HISTORY CONTINUED
1888 Etienne Marey builds a box type moving picture camera which uses an intermittent mechanism and strips of paper film. 1888 Thomas A. Edison, inventor of the electric light bulb and the phonograph decides to design machines for making and showing moving pictures. With his assistant W.K.L Dickson (who did most of the work), Edison began experimenting with adapting the phonograph and tried in vain to make rows of tiny photographs on similar cylinders. 1889 Edison travels to Paris and views Marey's camera which uses flexible film. Dickson then acquires some Eastman Kodak film stock and begins work on a new type of machine. 1891 By 1891, Edison and Dickson have their Kinetograph camera and Kinetoscope viewing box ready for patenting and demonstration. Using Eastman film cut into inch wide strips, Dickson punched four holes in either side of each frame allowing toothed gears to pull the film through the camera. 1892 Using his projecting Praxinoscope, Reynaud holds the first public exhibitions of motion pictures. Reynaud's device was successful, using long strips of hand-painted frames, but the effect was jerky and slow. 1893 Edison and Dickson build a studio on the grounds of Edison's laboratories in New Jersey, to produce films for their kinetoscope. The Black Maria was ready for film production at the end of January. 1895 The Lathams too had succeeded in creating a camera and a projector and on April 21st 1895 they showed one film to reporters. In May they opened a small storefront theatre. Their projector received only a small amount of attention as the image projected was very dim. The Lathams did however contribute greatly to motion picture history. Their projectors employed a system which looped the film making it less susceptible to breaks and tears. The Latham Loop as it was dubbed later is still in use in modern motion picture projectors. 1896 Early in 1896, Herman Casler and W.K.L Dickson had developed their camera to go with Casler's Mutoscope. However the market for peepshow devices was in decine and they decided to concentrate on producing a projection system. The camera and projector they produced were unusual as they used 70mm film which gave very clear images. 1896 The Lumire brothers sent a representative from their company to London and started a successful run of Cinmatographe films. 1897 By 1897 the American Mutoscope Company become the most popular film company in America - both projecting films and with the peephole Mutoscope which was considered more reliable than the kinetoscope.

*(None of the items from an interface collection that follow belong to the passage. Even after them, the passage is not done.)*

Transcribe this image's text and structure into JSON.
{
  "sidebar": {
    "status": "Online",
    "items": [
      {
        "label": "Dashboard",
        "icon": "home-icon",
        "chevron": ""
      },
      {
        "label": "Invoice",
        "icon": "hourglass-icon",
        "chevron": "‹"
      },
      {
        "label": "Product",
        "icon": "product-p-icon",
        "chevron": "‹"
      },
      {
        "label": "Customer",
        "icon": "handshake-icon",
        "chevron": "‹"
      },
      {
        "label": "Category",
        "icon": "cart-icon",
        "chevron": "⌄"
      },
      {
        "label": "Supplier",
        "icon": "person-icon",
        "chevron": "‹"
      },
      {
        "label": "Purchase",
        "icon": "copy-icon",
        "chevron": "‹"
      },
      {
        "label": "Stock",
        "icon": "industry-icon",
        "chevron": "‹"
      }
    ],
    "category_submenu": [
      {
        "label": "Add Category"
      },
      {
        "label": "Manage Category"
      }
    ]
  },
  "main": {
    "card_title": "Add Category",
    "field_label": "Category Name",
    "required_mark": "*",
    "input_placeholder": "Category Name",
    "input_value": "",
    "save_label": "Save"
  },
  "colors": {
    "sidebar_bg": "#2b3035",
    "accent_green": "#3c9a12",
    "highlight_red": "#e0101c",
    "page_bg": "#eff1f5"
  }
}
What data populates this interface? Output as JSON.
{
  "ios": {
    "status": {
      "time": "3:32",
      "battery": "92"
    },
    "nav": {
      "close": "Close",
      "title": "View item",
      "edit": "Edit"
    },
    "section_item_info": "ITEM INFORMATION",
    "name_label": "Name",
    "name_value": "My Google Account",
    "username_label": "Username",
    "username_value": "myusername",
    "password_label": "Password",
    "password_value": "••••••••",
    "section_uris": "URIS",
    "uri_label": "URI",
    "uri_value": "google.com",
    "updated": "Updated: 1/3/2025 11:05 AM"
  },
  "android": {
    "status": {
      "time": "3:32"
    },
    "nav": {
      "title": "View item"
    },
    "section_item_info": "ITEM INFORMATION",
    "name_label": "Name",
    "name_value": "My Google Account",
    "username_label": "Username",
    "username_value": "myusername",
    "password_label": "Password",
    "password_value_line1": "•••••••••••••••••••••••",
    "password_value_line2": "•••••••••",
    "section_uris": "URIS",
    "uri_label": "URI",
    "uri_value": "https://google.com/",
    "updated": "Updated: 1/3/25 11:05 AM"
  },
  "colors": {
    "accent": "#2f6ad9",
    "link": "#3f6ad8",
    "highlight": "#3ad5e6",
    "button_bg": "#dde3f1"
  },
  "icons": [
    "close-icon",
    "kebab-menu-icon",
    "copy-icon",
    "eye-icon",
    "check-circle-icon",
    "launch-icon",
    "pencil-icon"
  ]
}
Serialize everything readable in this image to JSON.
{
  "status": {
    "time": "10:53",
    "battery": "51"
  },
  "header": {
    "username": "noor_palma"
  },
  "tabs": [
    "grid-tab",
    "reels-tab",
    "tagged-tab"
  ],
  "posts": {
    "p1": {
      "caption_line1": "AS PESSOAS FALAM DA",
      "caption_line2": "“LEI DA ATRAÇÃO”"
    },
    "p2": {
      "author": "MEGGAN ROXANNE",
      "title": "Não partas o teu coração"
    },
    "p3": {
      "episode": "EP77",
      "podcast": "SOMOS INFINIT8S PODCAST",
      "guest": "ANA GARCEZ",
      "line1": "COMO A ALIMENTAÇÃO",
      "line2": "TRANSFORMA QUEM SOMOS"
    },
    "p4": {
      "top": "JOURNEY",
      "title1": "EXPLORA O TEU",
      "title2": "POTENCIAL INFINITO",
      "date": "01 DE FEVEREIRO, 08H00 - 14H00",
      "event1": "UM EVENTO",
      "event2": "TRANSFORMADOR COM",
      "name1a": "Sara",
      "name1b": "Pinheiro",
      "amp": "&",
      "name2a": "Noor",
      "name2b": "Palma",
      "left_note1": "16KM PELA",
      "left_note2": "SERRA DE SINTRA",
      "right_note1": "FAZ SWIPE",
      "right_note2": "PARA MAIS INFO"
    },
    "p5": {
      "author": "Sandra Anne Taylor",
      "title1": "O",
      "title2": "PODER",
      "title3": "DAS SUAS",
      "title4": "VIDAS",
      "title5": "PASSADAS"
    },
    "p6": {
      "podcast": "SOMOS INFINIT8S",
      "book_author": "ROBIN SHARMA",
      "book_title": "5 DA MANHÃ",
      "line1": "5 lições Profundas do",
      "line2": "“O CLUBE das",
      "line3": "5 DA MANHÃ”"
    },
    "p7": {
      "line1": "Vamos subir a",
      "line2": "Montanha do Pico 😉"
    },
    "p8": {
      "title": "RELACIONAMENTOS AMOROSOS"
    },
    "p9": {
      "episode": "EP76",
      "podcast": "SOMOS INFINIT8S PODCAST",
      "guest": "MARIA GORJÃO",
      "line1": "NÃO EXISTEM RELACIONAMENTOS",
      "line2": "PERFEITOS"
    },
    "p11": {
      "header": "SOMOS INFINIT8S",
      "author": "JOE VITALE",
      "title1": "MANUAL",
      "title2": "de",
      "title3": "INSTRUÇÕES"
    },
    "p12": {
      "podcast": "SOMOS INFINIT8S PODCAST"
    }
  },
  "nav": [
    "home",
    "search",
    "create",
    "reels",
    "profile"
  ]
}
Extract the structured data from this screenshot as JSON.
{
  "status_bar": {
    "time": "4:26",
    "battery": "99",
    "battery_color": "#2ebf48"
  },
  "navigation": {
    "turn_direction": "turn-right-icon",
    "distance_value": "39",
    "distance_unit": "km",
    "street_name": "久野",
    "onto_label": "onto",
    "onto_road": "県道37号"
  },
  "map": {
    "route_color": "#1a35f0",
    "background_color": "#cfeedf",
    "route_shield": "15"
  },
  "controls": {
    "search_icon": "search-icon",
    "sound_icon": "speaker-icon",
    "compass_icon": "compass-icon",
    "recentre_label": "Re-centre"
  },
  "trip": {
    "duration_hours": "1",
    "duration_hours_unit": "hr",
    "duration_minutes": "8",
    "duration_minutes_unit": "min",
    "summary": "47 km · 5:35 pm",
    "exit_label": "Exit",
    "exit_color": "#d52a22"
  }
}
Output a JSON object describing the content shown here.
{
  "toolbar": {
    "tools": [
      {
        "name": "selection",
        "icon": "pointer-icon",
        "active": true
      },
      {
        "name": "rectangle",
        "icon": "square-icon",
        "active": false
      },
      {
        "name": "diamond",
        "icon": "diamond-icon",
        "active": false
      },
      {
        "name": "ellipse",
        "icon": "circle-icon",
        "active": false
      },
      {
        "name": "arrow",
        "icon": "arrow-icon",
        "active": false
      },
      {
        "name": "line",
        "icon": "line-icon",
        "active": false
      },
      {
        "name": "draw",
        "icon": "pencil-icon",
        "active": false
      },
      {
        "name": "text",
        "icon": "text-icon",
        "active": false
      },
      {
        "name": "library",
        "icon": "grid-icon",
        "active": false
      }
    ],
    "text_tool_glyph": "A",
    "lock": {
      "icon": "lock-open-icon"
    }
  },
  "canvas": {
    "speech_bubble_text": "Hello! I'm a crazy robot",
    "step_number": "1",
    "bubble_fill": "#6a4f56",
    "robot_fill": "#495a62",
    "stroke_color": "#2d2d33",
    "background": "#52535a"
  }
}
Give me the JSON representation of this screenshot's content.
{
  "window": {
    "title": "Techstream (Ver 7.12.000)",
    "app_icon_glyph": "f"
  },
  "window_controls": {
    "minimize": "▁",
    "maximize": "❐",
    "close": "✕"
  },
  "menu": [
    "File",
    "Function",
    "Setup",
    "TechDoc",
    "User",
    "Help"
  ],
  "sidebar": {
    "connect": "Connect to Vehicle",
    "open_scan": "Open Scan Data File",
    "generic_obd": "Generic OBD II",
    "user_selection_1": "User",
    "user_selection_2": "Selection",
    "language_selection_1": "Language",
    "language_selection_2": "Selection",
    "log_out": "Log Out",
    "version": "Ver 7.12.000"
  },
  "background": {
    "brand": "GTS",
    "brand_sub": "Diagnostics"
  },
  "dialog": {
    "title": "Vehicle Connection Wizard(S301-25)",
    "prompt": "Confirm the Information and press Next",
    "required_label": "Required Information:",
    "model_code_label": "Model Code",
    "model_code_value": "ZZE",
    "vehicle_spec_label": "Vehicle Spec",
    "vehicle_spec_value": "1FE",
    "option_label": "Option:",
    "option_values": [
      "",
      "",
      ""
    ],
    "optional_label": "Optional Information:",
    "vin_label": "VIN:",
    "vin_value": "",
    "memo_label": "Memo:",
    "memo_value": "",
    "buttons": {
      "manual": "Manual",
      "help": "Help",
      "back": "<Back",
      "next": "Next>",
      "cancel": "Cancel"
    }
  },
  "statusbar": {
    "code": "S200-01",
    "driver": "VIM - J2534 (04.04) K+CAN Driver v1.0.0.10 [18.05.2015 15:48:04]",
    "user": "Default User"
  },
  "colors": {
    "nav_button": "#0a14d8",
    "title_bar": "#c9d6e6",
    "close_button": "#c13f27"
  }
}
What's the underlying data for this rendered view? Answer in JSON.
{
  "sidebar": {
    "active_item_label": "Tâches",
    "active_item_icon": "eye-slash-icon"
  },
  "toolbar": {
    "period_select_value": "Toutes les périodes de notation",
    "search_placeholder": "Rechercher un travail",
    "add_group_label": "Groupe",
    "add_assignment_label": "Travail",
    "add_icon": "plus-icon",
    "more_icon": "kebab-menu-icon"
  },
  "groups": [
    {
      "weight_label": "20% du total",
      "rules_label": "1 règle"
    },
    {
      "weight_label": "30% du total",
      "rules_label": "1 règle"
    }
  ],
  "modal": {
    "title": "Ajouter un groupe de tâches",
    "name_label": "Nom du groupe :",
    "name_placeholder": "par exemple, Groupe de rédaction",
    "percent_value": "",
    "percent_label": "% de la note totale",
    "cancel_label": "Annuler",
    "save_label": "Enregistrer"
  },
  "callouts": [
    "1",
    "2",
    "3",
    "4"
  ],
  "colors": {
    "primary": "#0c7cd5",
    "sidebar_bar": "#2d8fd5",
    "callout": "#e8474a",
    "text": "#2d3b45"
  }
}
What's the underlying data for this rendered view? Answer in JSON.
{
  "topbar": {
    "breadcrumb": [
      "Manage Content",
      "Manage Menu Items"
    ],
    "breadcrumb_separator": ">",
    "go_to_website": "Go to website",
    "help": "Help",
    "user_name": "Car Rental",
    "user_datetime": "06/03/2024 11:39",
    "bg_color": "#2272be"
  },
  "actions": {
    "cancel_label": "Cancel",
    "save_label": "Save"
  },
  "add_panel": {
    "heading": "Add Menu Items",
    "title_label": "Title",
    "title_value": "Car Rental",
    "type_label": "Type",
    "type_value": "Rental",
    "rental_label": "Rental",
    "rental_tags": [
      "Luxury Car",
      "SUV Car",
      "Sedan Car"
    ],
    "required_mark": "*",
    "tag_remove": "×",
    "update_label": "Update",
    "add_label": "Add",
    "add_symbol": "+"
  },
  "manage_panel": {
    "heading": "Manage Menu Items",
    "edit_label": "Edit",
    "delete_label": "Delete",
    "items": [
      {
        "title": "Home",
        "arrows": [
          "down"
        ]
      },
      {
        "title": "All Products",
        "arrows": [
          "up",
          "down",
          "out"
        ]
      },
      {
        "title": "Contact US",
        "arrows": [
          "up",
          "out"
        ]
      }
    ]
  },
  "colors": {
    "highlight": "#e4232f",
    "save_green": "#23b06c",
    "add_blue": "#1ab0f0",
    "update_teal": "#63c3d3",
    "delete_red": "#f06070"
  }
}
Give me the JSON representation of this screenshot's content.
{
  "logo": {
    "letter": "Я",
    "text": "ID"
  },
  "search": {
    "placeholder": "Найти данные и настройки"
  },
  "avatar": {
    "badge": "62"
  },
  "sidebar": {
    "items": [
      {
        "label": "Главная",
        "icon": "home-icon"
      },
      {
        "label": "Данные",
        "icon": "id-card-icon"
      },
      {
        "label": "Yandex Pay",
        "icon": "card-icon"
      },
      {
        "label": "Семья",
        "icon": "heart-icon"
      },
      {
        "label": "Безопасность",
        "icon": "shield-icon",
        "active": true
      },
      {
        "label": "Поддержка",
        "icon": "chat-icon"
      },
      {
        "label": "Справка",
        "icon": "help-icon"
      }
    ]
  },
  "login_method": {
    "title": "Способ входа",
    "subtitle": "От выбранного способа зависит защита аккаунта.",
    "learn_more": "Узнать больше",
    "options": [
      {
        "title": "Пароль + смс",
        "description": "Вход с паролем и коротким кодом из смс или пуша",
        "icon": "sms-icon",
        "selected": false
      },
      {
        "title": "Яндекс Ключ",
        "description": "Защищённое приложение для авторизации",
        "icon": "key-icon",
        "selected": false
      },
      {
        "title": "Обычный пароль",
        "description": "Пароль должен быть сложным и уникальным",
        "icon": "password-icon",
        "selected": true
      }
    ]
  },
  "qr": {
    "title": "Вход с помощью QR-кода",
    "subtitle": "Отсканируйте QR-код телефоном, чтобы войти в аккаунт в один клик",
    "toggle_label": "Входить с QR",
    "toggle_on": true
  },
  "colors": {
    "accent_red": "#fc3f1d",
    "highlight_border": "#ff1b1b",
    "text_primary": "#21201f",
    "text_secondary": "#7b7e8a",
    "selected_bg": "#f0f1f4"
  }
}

MORE HISTORY
1899 The American Mutoscope Company changes its name to the American Mutoscope and Biograph Company to include its projection and peepshow devices. 1903 British film maker George Smith makes Mary Janes Mishap which was praised for its sophisticated use of editing. The film uses medium close-ups to draw the viewers attention to the scene, juxtaposed with wide establishing shots. The film also contains a pair of wipes which signal a scene change. 1903 The American Mutoscope and Biograph Company begin making films in the 35mm format rather that the 70mm which boosted their sales. The company went on to employ one of the most important silent film directors - D.W Griffith in 1908.

LCD PROJECTOR HISTORY


IN 1968 GENE DOLGOFF CAME UP WITH THE IDEA OF THE LCD PROJECTOR TO IMPROVE THE CRT PROJECTOR. IN 1984 HE MADE A LIQUID CRYSTAL DISPLAY PROJECTOR IN 1988 HE STARTED COMPARING IT TO PROJECTAVISON INC. THEY WHERE RELEASED TO PANASONIC AND SAMSUNG

RECOURSES
HTTP://WWW.IVOJO.CO.UK/PROJECTORGUIDE.HTM
HTTP://HOMETHEATER.ABOUT.COM/CS/TELE VISION/A/AAVPROJECTORA_3.HTM

HTTP://WWW.AVREVIEW.CO.UK/NEWS/ARTICL E/MPS/UAN/406
HTTP://WWW.PROJECTORCENTRAL.COM/MF G.CFM